Alright, listen up guys, let me share something really surprising with you: the idea of artificial motivators, something that’s not truly sincere but still pushes you forward. I used to think we should always be absolutely sincere with what drives us. I’ll tell you a story to illustrate this.
Once, I set myself a goal of becoming the best missionary ever. You may think, wow, that’s ambitious. It was. I wanted to help people, and to do that, I figured I needed to know lots of scriptures by heart. That way, when I had a chance to share, I would always have something meaningful to say.
It took me ages to memorize the first scripture, then the second, and so on. But eventually, with lots of practice and some divine help, I became pretty good at it. In fact, I could memorize two full index cards worth of scriptures every day. Over nine months, I memorized about 450 verses.

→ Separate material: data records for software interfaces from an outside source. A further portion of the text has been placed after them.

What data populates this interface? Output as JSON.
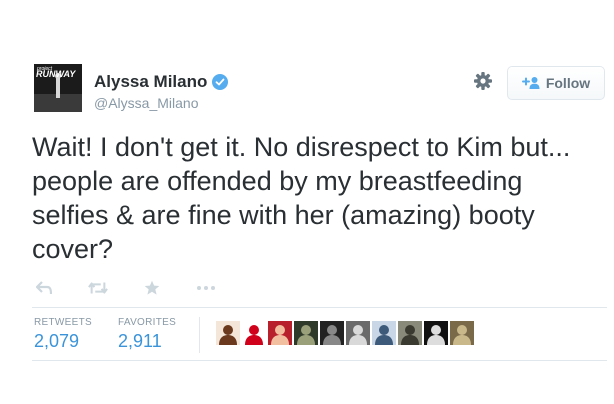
{
  "user": {
    "name": "Alyssa Milano",
    "handle": "@Alyssa_Milano",
    "avatar_text_top": "project",
    "avatar_text_main": "RUNWAY"
  },
  "follow_button": {
    "label": "Follow"
  },
  "tweet": {
    "text": "Wait! I don't get it. No disrespect to Kim but... people are offended by my breastfeeding selfies & are fine with her (amazing) booty cover?"
  },
  "actions": [
    "reply-icon",
    "retweet-icon",
    "favorite-icon",
    "more-icon"
  ],
  "stats": {
    "retweets_label": "RETWEETS",
    "retweets_value": "2,079",
    "favorites_label": "FAVORITES",
    "favorites_value": "2,911"
  },
  "favoriters": [
    {
      "bg": "#f4e7d9",
      "fg": "#6b3a1e"
    },
    {
      "bg": "#ffffff",
      "fg": "#d0021b"
    },
    {
      "bg": "#b8202c",
      "fg": "#f2c0a0"
    },
    {
      "bg": "#2f3a2a",
      "fg": "#9aa07a"
    },
    {
      "bg": "#222222",
      "fg": "#888888"
    },
    {
      "bg": "#6a6a6a",
      "fg": "#d9d9d9"
    },
    {
      "bg": "#c9d6e6",
      "fg": "#3d5a7a"
    },
    {
      "bg": "#8a8a7a",
      "fg": "#3a3a30"
    },
    {
      "bg": "#111111",
      "fg": "#dddddd"
    },
    {
      "bg": "#7a6a4a",
      "fg": "#c9b88a"
    }
  ],
  "colors": {
    "link": "#3b94d9",
    "muted": "#8899a6",
    "verified": "#55acee",
    "text": "#292f33"
  }
}
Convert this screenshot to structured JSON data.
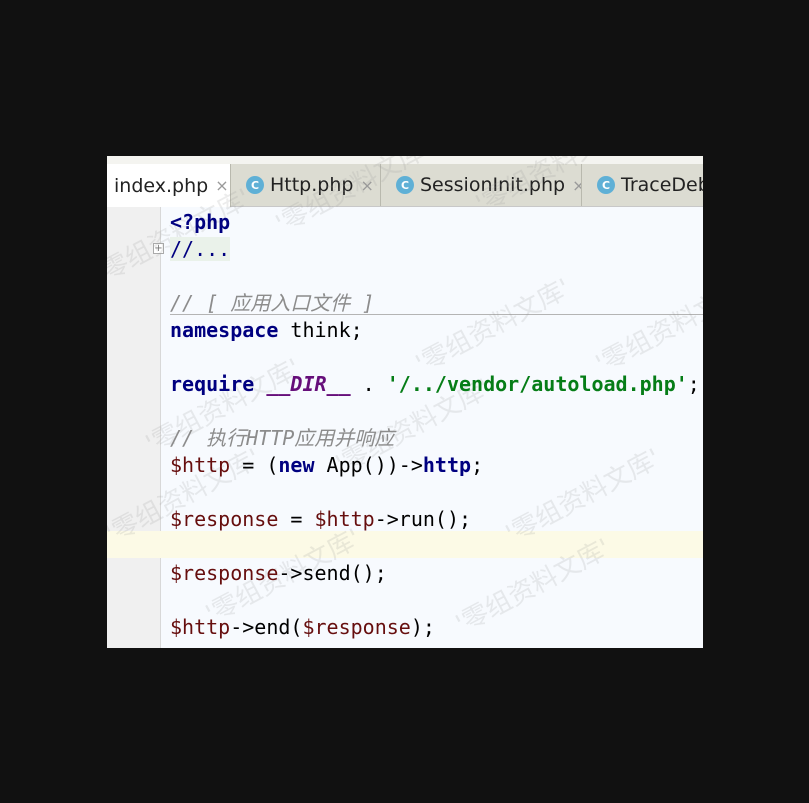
{
  "tabs": [
    {
      "label": "index.php",
      "active": true,
      "icon": "php-file-icon"
    },
    {
      "label": "Http.php",
      "active": false,
      "icon": "class-c-icon"
    },
    {
      "label": "SessionInit.php",
      "active": false,
      "icon": "class-c-icon"
    },
    {
      "label": "TraceDeb",
      "active": false,
      "icon": "class-c-icon"
    }
  ],
  "tab_close_glyph": "×",
  "class_icon_letter": "C",
  "fold_marker": "+",
  "code": {
    "l1": "<?php",
    "l2": "//...",
    "l3": "// [ 应用入口文件 ]",
    "l4_kw": "namespace",
    "l4_rest": " think;",
    "l5_kw": "require",
    "l5_const": "__DIR__",
    "l5_op": " . ",
    "l5_str": "'/../vendor/autoload.php'",
    "l5_end": ";",
    "l6": "// 执行HTTP应用并响应",
    "l7_var": "$http",
    "l7_a": " = (",
    "l7_new": "new",
    "l7_b": " App())->",
    "l7_prop": "http",
    "l7_end": ";",
    "l8_var": "$response",
    "l8_a": " = ",
    "l8_var2": "$http",
    "l8_b": "->run();",
    "l9_var": "$response",
    "l9_b": "->send();",
    "l10_var": "$http",
    "l10_a": "->end(",
    "l10_var2": "$response",
    "l10_b": ");"
  },
  "watermark": "'零组资料文库'",
  "colors": {
    "keyword": "#000080",
    "variable": "#660e0e",
    "string": "#067d17",
    "comment": "#8c8c8c",
    "current_line": "#fcfae6",
    "class_icon": "#5fb0d6"
  }
}
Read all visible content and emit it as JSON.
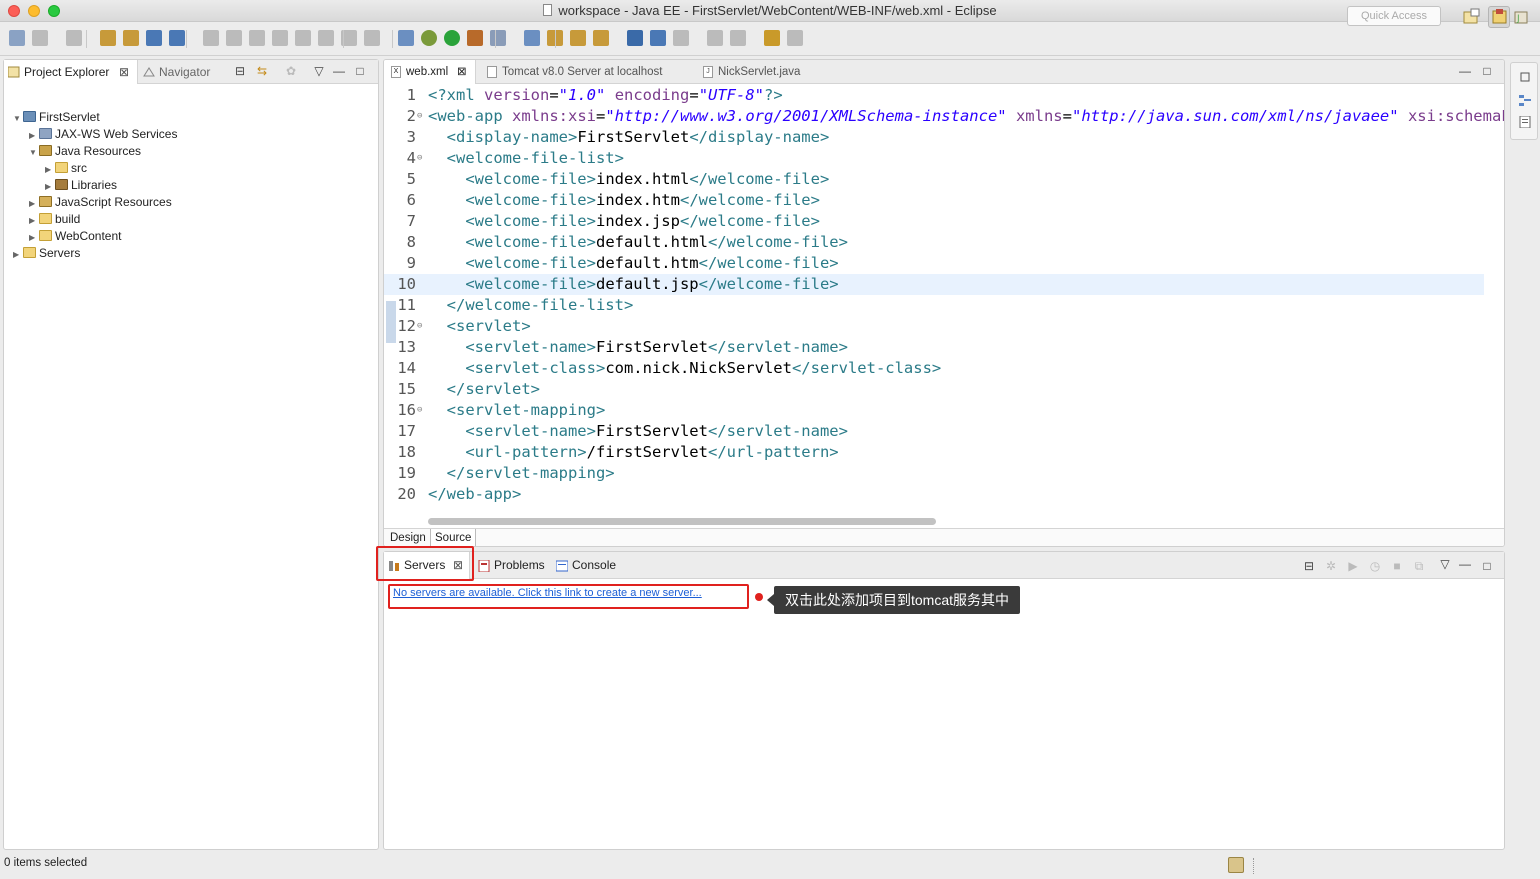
{
  "window": {
    "title": "workspace - Java EE - FirstServlet/WebContent/WEB-INF/web.xml - Eclipse"
  },
  "toolbar": {
    "quick_access_placeholder": "Quick Access",
    "icons": [
      "new-icon",
      "save-icon",
      "save-all-icon",
      "servers-icon",
      "build-icon",
      "terminal-icon",
      "pin-icon",
      "resume-icon",
      "suspend-icon",
      "terminate-icon",
      "disconnect-icon",
      "step-into-icon",
      "step-over-icon",
      "step-return-icon",
      "drop-to-frame-icon",
      "use-step-filters-icon",
      "debug-icon",
      "run-icon",
      "run-server-icon",
      "new-server-icon",
      "new-class-icon",
      "open-type-icon",
      "open-task-icon",
      "search-icon",
      "globe-icon",
      "refresh-icon",
      "next-annotation-icon",
      "prev-annotation-icon",
      "last-edit-icon",
      "back-icon",
      "forward-icon"
    ]
  },
  "explorer": {
    "tabs": [
      {
        "label": "Project Explorer",
        "active": true
      },
      {
        "label": "Navigator",
        "active": false
      }
    ],
    "tree": [
      {
        "label": "FirstServlet",
        "depth": 0,
        "expanded": true,
        "icon": "project-icon"
      },
      {
        "label": "JAX-WS Web Services",
        "depth": 1,
        "expanded": false,
        "icon": "web-services-icon"
      },
      {
        "label": "Java Resources",
        "depth": 1,
        "expanded": true,
        "icon": "java-resources-icon"
      },
      {
        "label": "src",
        "depth": 2,
        "expanded": false,
        "icon": "package-folder-icon"
      },
      {
        "label": "Libraries",
        "depth": 2,
        "expanded": false,
        "icon": "libraries-icon"
      },
      {
        "label": "JavaScript Resources",
        "depth": 1,
        "expanded": false,
        "icon": "javascript-resources-icon"
      },
      {
        "label": "build",
        "depth": 1,
        "expanded": false,
        "icon": "folder-icon"
      },
      {
        "label": "WebContent",
        "depth": 1,
        "expanded": false,
        "icon": "folder-icon"
      },
      {
        "label": "Servers",
        "depth": 0,
        "expanded": false,
        "icon": "folder-icon"
      }
    ]
  },
  "editor": {
    "tabs": [
      {
        "label": "web.xml",
        "active": true,
        "closable": true
      },
      {
        "label": "Tomcat v8.0 Server at localhost",
        "active": false
      },
      {
        "label": "NickServlet.java",
        "active": false
      }
    ],
    "highlighted_line": 10,
    "lines": [
      {
        "n": "1",
        "fold": "",
        "parts": [
          [
            "tag",
            "<?xml "
          ],
          [
            "attr",
            "version"
          ],
          [
            "plain",
            "="
          ],
          [
            "val",
            "\"1.0\""
          ],
          [
            "plain",
            " "
          ],
          [
            "attr",
            "encoding"
          ],
          [
            "plain",
            "="
          ],
          [
            "val",
            "\"UTF-8\""
          ],
          [
            "tag",
            "?>"
          ]
        ]
      },
      {
        "n": "2",
        "fold": "⊖",
        "parts": [
          [
            "tag",
            "<web-app "
          ],
          [
            "attr",
            "xmlns:xsi"
          ],
          [
            "plain",
            "="
          ],
          [
            "val",
            "\"http://www.w3.org/2001/XMLSchema-instance\""
          ],
          [
            "plain",
            " "
          ],
          [
            "attr",
            "xmlns"
          ],
          [
            "plain",
            "="
          ],
          [
            "val",
            "\"http://java.sun.com/xml/ns/javaee\""
          ],
          [
            "plain",
            " "
          ],
          [
            "attr",
            "xsi:schemaLo"
          ]
        ]
      },
      {
        "n": "3",
        "fold": "",
        "parts": [
          [
            "plain",
            "  "
          ],
          [
            "tag",
            "<display-name>"
          ],
          [
            "plain",
            "FirstServlet"
          ],
          [
            "tag",
            "</display-name>"
          ]
        ]
      },
      {
        "n": "4",
        "fold": "⊖",
        "parts": [
          [
            "plain",
            "  "
          ],
          [
            "tag",
            "<welcome-file-list>"
          ]
        ]
      },
      {
        "n": "5",
        "fold": "",
        "parts": [
          [
            "plain",
            "    "
          ],
          [
            "tag",
            "<welcome-file>"
          ],
          [
            "plain",
            "index.html"
          ],
          [
            "tag",
            "</welcome-file>"
          ]
        ]
      },
      {
        "n": "6",
        "fold": "",
        "parts": [
          [
            "plain",
            "    "
          ],
          [
            "tag",
            "<welcome-file>"
          ],
          [
            "plain",
            "index.htm"
          ],
          [
            "tag",
            "</welcome-file>"
          ]
        ]
      },
      {
        "n": "7",
        "fold": "",
        "parts": [
          [
            "plain",
            "    "
          ],
          [
            "tag",
            "<welcome-file>"
          ],
          [
            "plain",
            "index.jsp"
          ],
          [
            "tag",
            "</welcome-file>"
          ]
        ]
      },
      {
        "n": "8",
        "fold": "",
        "parts": [
          [
            "plain",
            "    "
          ],
          [
            "tag",
            "<welcome-file>"
          ],
          [
            "plain",
            "default.html"
          ],
          [
            "tag",
            "</welcome-file>"
          ]
        ]
      },
      {
        "n": "9",
        "fold": "",
        "parts": [
          [
            "plain",
            "    "
          ],
          [
            "tag",
            "<welcome-file>"
          ],
          [
            "plain",
            "default.htm"
          ],
          [
            "tag",
            "</welcome-file>"
          ]
        ]
      },
      {
        "n": "10",
        "fold": "",
        "parts": [
          [
            "plain",
            "    "
          ],
          [
            "tag",
            "<welcome-file>"
          ],
          [
            "plain",
            "default.jsp"
          ],
          [
            "tag",
            "</welcome-file>"
          ]
        ]
      },
      {
        "n": "11",
        "fold": "",
        "parts": [
          [
            "plain",
            "  "
          ],
          [
            "tag",
            "</welcome-file-list>"
          ]
        ]
      },
      {
        "n": "12",
        "fold": "⊖",
        "parts": [
          [
            "plain",
            "  "
          ],
          [
            "tag",
            "<servlet>"
          ]
        ]
      },
      {
        "n": "13",
        "fold": "",
        "parts": [
          [
            "plain",
            "    "
          ],
          [
            "tag",
            "<servlet-name>"
          ],
          [
            "plain",
            "FirstServlet"
          ],
          [
            "tag",
            "</servlet-name>"
          ]
        ]
      },
      {
        "n": "14",
        "fold": "",
        "parts": [
          [
            "plain",
            "    "
          ],
          [
            "tag",
            "<servlet-class>"
          ],
          [
            "plain",
            "com.nick.NickServlet"
          ],
          [
            "tag",
            "</servlet-class>"
          ]
        ]
      },
      {
        "n": "15",
        "fold": "",
        "parts": [
          [
            "plain",
            "  "
          ],
          [
            "tag",
            "</servlet>"
          ]
        ]
      },
      {
        "n": "16",
        "fold": "⊖",
        "parts": [
          [
            "plain",
            "  "
          ],
          [
            "tag",
            "<servlet-mapping>"
          ]
        ]
      },
      {
        "n": "17",
        "fold": "",
        "parts": [
          [
            "plain",
            "    "
          ],
          [
            "tag",
            "<servlet-name>"
          ],
          [
            "plain",
            "FirstServlet"
          ],
          [
            "tag",
            "</servlet-name>"
          ]
        ]
      },
      {
        "n": "18",
        "fold": "",
        "parts": [
          [
            "plain",
            "    "
          ],
          [
            "tag",
            "<url-pattern>"
          ],
          [
            "plain",
            "/firstServlet"
          ],
          [
            "tag",
            "</url-pattern>"
          ]
        ]
      },
      {
        "n": "19",
        "fold": "",
        "parts": [
          [
            "plain",
            "  "
          ],
          [
            "tag",
            "</servlet-mapping>"
          ]
        ]
      },
      {
        "n": "20",
        "fold": "",
        "parts": [
          [
            "tag",
            "</web-app>"
          ]
        ]
      }
    ],
    "bottom_tabs": [
      {
        "label": "Design",
        "active": false
      },
      {
        "label": "Source",
        "active": true
      }
    ]
  },
  "bottom_panel": {
    "tabs": [
      {
        "label": "Servers",
        "active": true,
        "closable": true
      },
      {
        "label": "Problems",
        "active": false
      },
      {
        "label": "Console",
        "active": false
      }
    ],
    "servers_link": "No servers are available. Click this link to create a new server...",
    "annotation_tooltip": "双击此处添加项目到tomcat服务其中",
    "annotation_color": "#e0211e"
  },
  "status": {
    "text": "0 items selected"
  }
}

But here’s the twist. Around the time I’d memorized about 300 verses, I had this big realization. I wasn’t just doing this to be a better missionary and help others. Part of me wanted to be the guy who knew the most scriptures. I had this secret competitive motive, a sort of selfish drive.
I felt guilty about it and talked to God. I said, “I’ve had this secondary motive, and you must be disappointed.”
But God surprised me, saying, “If I waited for you to have only pure motives before I helped you, I wouldn’t be able to help you with anything!” That really made me think.
Now, listen closely, because this is the key takeaway: It’s okay if you have more than one reason for doing something good.
The world often talks about having pure and mature motives, but here’s a different angle: think of a pioneer crossing the plains. He’s freezing, and he’s run out of firewood. He spots a dry cow pie or a tumbleweed and thinks, “Well, that’s not the best fuel, but it’ll burn.” Just like that, even if your motive isn’t perfect, if it drives you forward, use it.
Never feel like you have to be perfect to do good things.
If you want to help people, if you’re eager to contribute, that’s enough. And remember, even if you’re excited about your goals to the point of annoying your companions or older brothers, keep going. Enthusiasm can fuel your journey.
The lesson is this: we all have our reasons for doing things. Sometimes they’re noble, sometimes they’re a little selfish. But if they motivate us to do good, to push ourselves, then maybe they’re not as ‘artificial’ as we think.
Even a not-so-noble reason can lead to a noble outcome. So, never underestimate the power of a ‘crappy’ motivator.